As of this Friday, certain essential workers on the island of Montreal will be authorized to book an appointment to get vaccinated against COVID-19, health minister Christian Dubé announced at a press conference this morning. Those eligible include firefighters, police officers, school staff, slaughterhouse workers, and prison guards — but not the thousands who’ve been stocking shelves in grocery stores or operating restaurant takeout counters throughout the pandemic.
When asked during the question period how Quebec had determined which workers would be prioritized for vaccination, public health director Horacio Arruda, sitting alongside Dubé, explained that it was a balancing act that took into account the history of workplace outbreaks in the province, the level of risk associated with certain types of work, and the number of vaccines currently at their disposal.
“It’s not about determining who is more essential.

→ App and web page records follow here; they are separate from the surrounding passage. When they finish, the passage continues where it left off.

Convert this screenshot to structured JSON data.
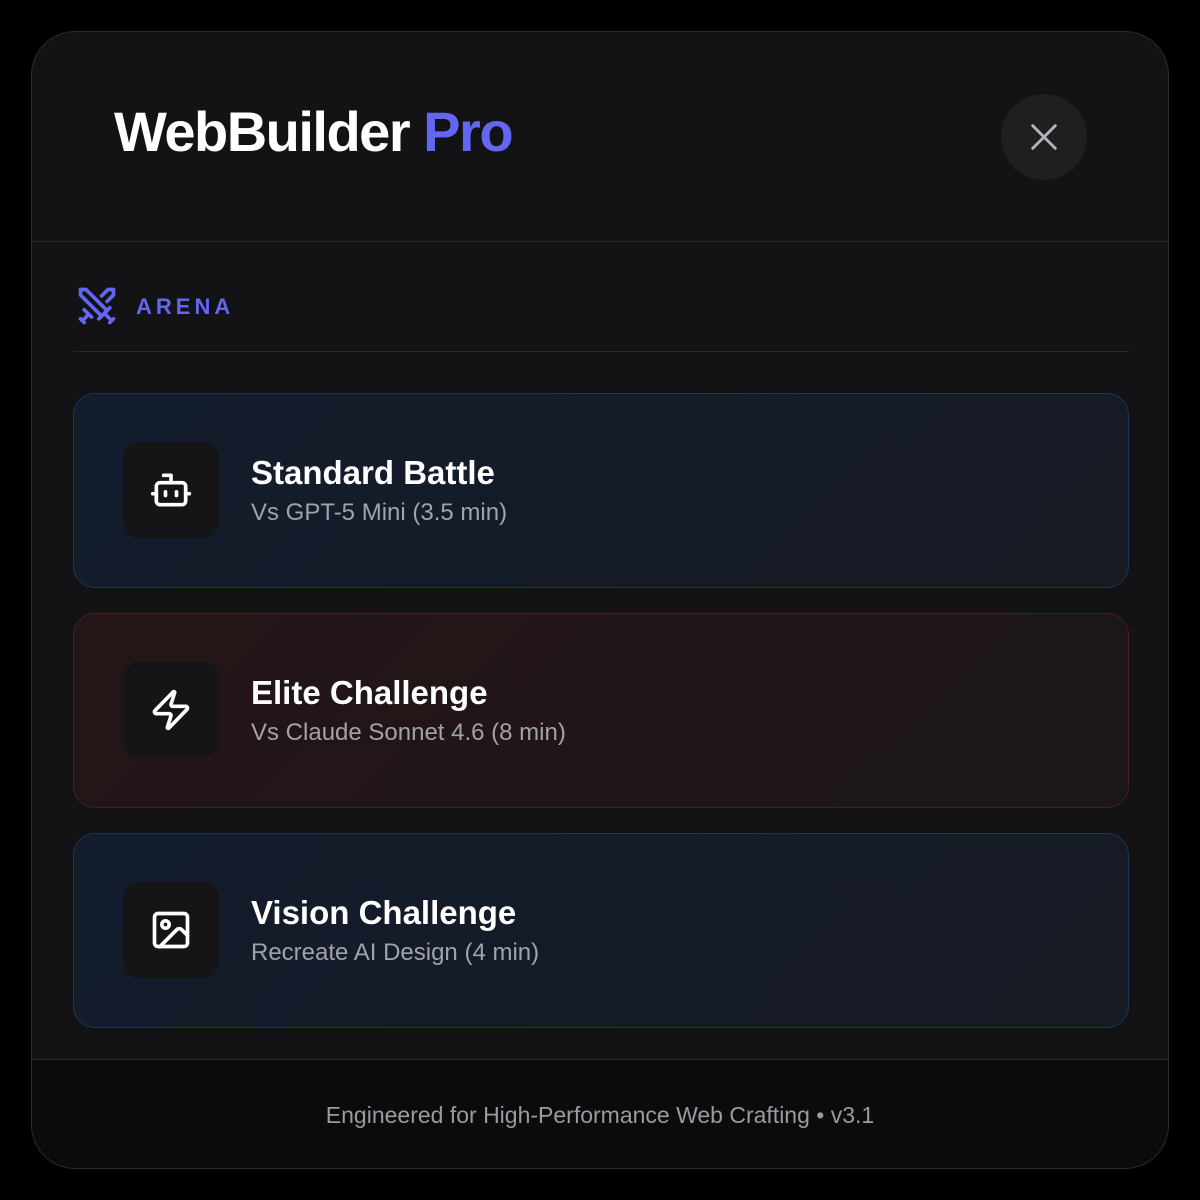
{
  "header": {
    "brand_name": "WebBuilder",
    "brand_suffix": "Pro",
    "close_icon": "close-icon"
  },
  "section": {
    "label": "ARENA",
    "icon": "crossed-swords-icon"
  },
  "modes": [
    {
      "title": "Standard Battle",
      "subtitle": "Vs GPT-5 Mini (3.5 min)",
      "icon": "robot-icon",
      "theme": "blue"
    },
    {
      "title": "Elite Challenge",
      "subtitle": "Vs Claude Sonnet 4.6 (8 min)",
      "icon": "lightning-icon",
      "theme": "red"
    },
    {
      "title": "Vision Challenge",
      "subtitle": "Recreate AI Design (4 min)",
      "icon": "image-icon",
      "theme": "blue"
    }
  ],
  "footer": {
    "text": "Engineered for High-Performance Web Crafting • v3.1"
  },
  "colors": {
    "accent": "#6366f1",
    "background": "#131315",
    "card_blue_border": "#1f3456",
    "card_red_border": "#4a1f24",
    "muted_text": "#a2a2aa"
  }
}
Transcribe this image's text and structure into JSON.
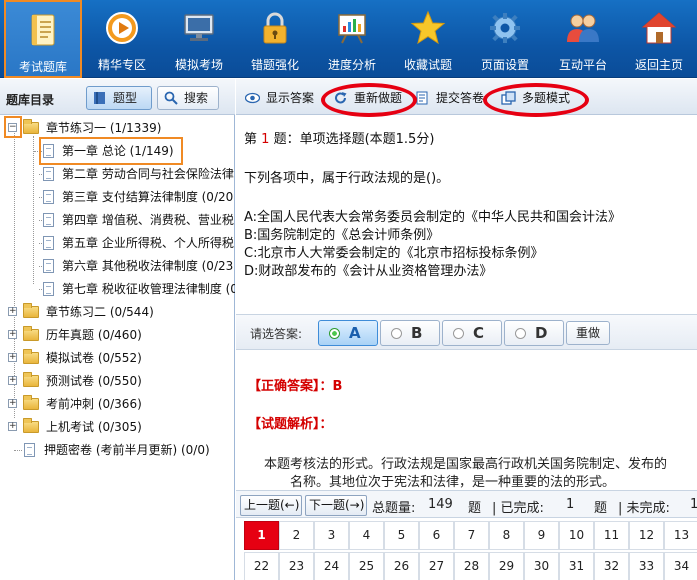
{
  "nav": {
    "items": [
      {
        "label": "考试题库",
        "icon": "notebook-icon"
      },
      {
        "label": "精华专区",
        "icon": "play-disc-icon"
      },
      {
        "label": "模拟考场",
        "icon": "monitor-icon"
      },
      {
        "label": "错题强化",
        "icon": "lock-icon"
      },
      {
        "label": "进度分析",
        "icon": "chart-board-icon"
      },
      {
        "label": "收藏试题",
        "icon": "star-icon"
      },
      {
        "label": "页面设置",
        "icon": "gear-icon"
      },
      {
        "label": "互动平台",
        "icon": "users-icon"
      },
      {
        "label": "返回主页",
        "icon": "home-icon"
      }
    ],
    "active_index": 0
  },
  "left": {
    "title": "题库目录",
    "btn_type": "题型",
    "btn_search": "搜索",
    "tree": [
      {
        "label": "章节练习一 (1/1339)",
        "level": 0,
        "kind": "folder",
        "expander": "-"
      },
      {
        "label": "第一章  总论 (1/149)",
        "level": 1,
        "kind": "doc"
      },
      {
        "label": "第二章  劳动合同与社会保险法律",
        "level": 1,
        "kind": "doc"
      },
      {
        "label": "第三章  支付结算法律制度 (0/20",
        "level": 1,
        "kind": "doc"
      },
      {
        "label": "第四章  增值税、消费税、营业税",
        "level": 1,
        "kind": "doc"
      },
      {
        "label": "第五章  企业所得税、个人所得税",
        "level": 1,
        "kind": "doc"
      },
      {
        "label": "第六章  其他税收法律制度 (0/23",
        "level": 1,
        "kind": "doc"
      },
      {
        "label": "第七章  税收征收管理法律制度 (0/",
        "level": 1,
        "kind": "doc"
      },
      {
        "label": "章节练习二 (0/544)",
        "level": 0,
        "kind": "folder",
        "expander": "+"
      },
      {
        "label": "历年真题 (0/460)",
        "level": 0,
        "kind": "folder",
        "expander": "+"
      },
      {
        "label": "模拟试卷 (0/552)",
        "level": 0,
        "kind": "folder",
        "expander": "+"
      },
      {
        "label": "预测试卷 (0/550)",
        "level": 0,
        "kind": "folder",
        "expander": "+"
      },
      {
        "label": "考前冲刺 (0/366)",
        "level": 0,
        "kind": "folder",
        "expander": "+"
      },
      {
        "label": "上机考试 (0/305)",
        "level": 0,
        "kind": "folder",
        "expander": "+"
      },
      {
        "label": "押题密卷 (考前半月更新) (0/0)",
        "level": 0,
        "kind": "doc"
      }
    ]
  },
  "toolbar": {
    "show_answer": "显示答案",
    "redo": "重新做题",
    "submit": "提交答卷",
    "multi": "多题模式"
  },
  "question": {
    "prefix": "第",
    "number": "1",
    "suffix": "题：单项选择题(本题1.5分)",
    "stem": "下列各项中，属于行政法规的是()。",
    "options": [
      "A:全国人民代表大会常务委员会制定的《中华人民共和国会计法》",
      "B:国务院制定的《总会计师条例》",
      "C:北京市人大常委会制定的《北京市招标投标条例》",
      "D:财政部发布的《会计从业资格管理办法》"
    ]
  },
  "answer_bar": {
    "label": "请选答案:",
    "choices": [
      "A",
      "B",
      "C",
      "D"
    ],
    "selected": "A",
    "redo": "重做"
  },
  "analysis": {
    "correct_label": "【正确答案】",
    "correct_sep": "：",
    "correct_value": "B",
    "analysis_label": "【试题解析】",
    "analysis_sep": "：",
    "line1": "本题考核法的形式。行政法规是国家最高行政机关国务院制定、发布的",
    "line2": "名称。其地位次于宪法和法律，是一种重要的法的形式。"
  },
  "navigation": {
    "prev": "上一题(←)",
    "next": "下一题(→)",
    "total_label": "总题量:",
    "total": "149",
    "unit1": "题",
    "done_label": "| 已完成:",
    "done": "1",
    "unit2": "题",
    "undone_label": "| 未完成:",
    "undone": "1"
  },
  "grid": {
    "row1": [
      "1",
      "2",
      "3",
      "4",
      "5",
      "6",
      "7",
      "8",
      "9",
      "10",
      "11",
      "12",
      "13"
    ],
    "row2": [
      "22",
      "23",
      "24",
      "25",
      "26",
      "27",
      "28",
      "29",
      "30",
      "31",
      "32",
      "33",
      "34"
    ],
    "current": "1"
  },
  "colors": {
    "nav_blue": "#0d56a6",
    "highlight_orange": "#f08a24",
    "annotation_red": "#e60012",
    "text_red": "#d40000"
  }
}
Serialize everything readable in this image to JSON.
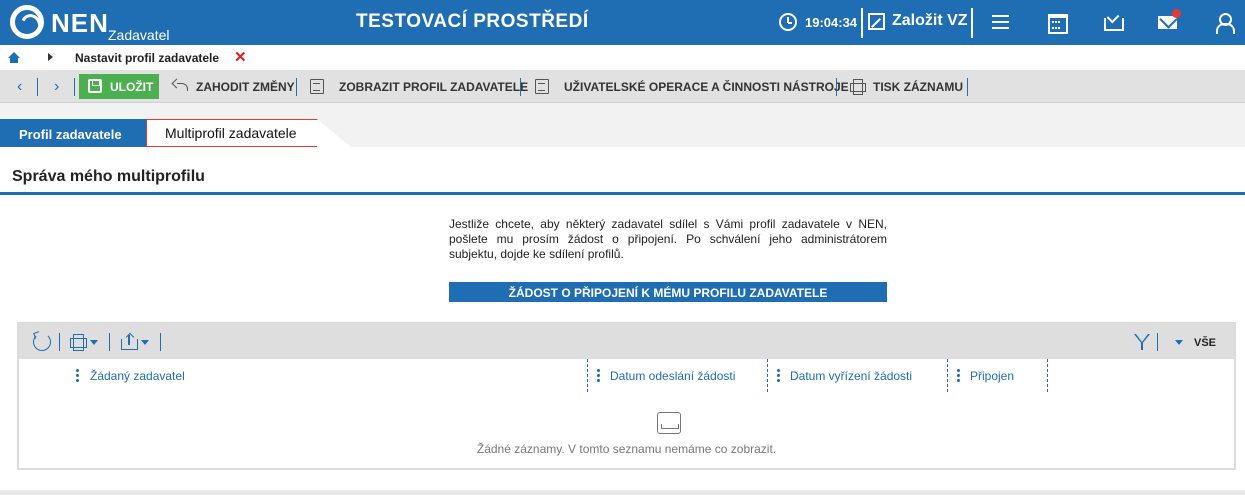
{
  "header": {
    "brand": "NEN",
    "brand_sub": "Zadavatel",
    "environment": "TESTOVACÍ PROSTŘEDÍ",
    "time": "19:04:34",
    "new_vz": "Založit VZ"
  },
  "breadcrumb": {
    "title": "Nastavit profil zadavatele",
    "close": "✕"
  },
  "toolbar": {
    "save": "ULOŽIT",
    "discard": "ZAHODIT ZMĚNY",
    "show_profile": "ZOBRAZIT PROFIL ZADAVATELE",
    "user_ops": "UŽIVATELSKÉ OPERACE A ČINNOSTI NÁSTROJE",
    "print": "TISK ZÁZNAMU"
  },
  "tabs": [
    {
      "label": "Profil zadavatele"
    },
    {
      "label": "Multiprofil zadavatele"
    }
  ],
  "panel": {
    "title": "Správa mého multiprofilu",
    "info": "Jestliže chcete, aby některý zadavatel sdílel s Vámi profil zadavatele v NEN, pošlete mu prosím žádost o připojení. Po schválení jeho administrátorem subjektu, dojde ke sdílení profilů.",
    "request_button": "ŽÁDOST O PŘIPOJENÍ K MÉMU PROFILU ZADAVATELE"
  },
  "grid": {
    "filter_all": "VŠE",
    "columns": [
      {
        "label": "Žádaný zadavatel"
      },
      {
        "label": "Datum odeslání žádosti"
      },
      {
        "label": "Datum vyřízení žádosti"
      },
      {
        "label": "Připojen"
      }
    ],
    "empty": "Žádné záznamy. V tomto seznamu nemáme co zobrazit."
  },
  "colors": {
    "primary": "#1f6db3",
    "save": "#4caf50",
    "close": "#e02020",
    "notification": "#e53935"
  }
}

We don’t really like the word ‘essential.’ We prefer saying ‘workers that are at risk of exposing others or cannot protect themselves,’” Arruda said (originally in French). “There’s no value judgement.”
Arruda assured that as the amount of available vaccines increases, so will the number of workers who will get their turn. However, it wasn’t clear whether he meant as part of a potential second cohort of essential workers, or simply as part of the general population, Group 10 on Quebec’s published vaccine priority scheme.
In Montreal, indoor and outdoor dining has been stalled since October 1, but restaurants have remained partially open for takeout and delivery operations throughout, meaning workers, even if wearing protective gear, are still interacting with the public on a daily basis. These workers (including third-party delivery drivers) have been repeatedly deemed essential throughout the course of the pandemic, including being permitted to operate during the province’s nightly curfew.
Within Quebec’s list of 10 total vaccine priority levels, “essential workers” are included in Group 9, and account for about 150,000 people in Montreal, Dubé said. Also covered in today’s press conference — though first announced yesterday evening in another — vaccination for Group 8, those 60 and under with chronic illnesses, will be opening in parallel with Group 9. The province foresees being able to keep administering under 50,000 doses a day in April, but hopes to significantly accelerate efforts in the following months.
The news comes just weeks after officials in neighbouring Ontario confirmed that restaurant workers would be included in the second phase of the province’s COVID-19 vaccine plan, following criticism of them not being explicitly mentioned prior.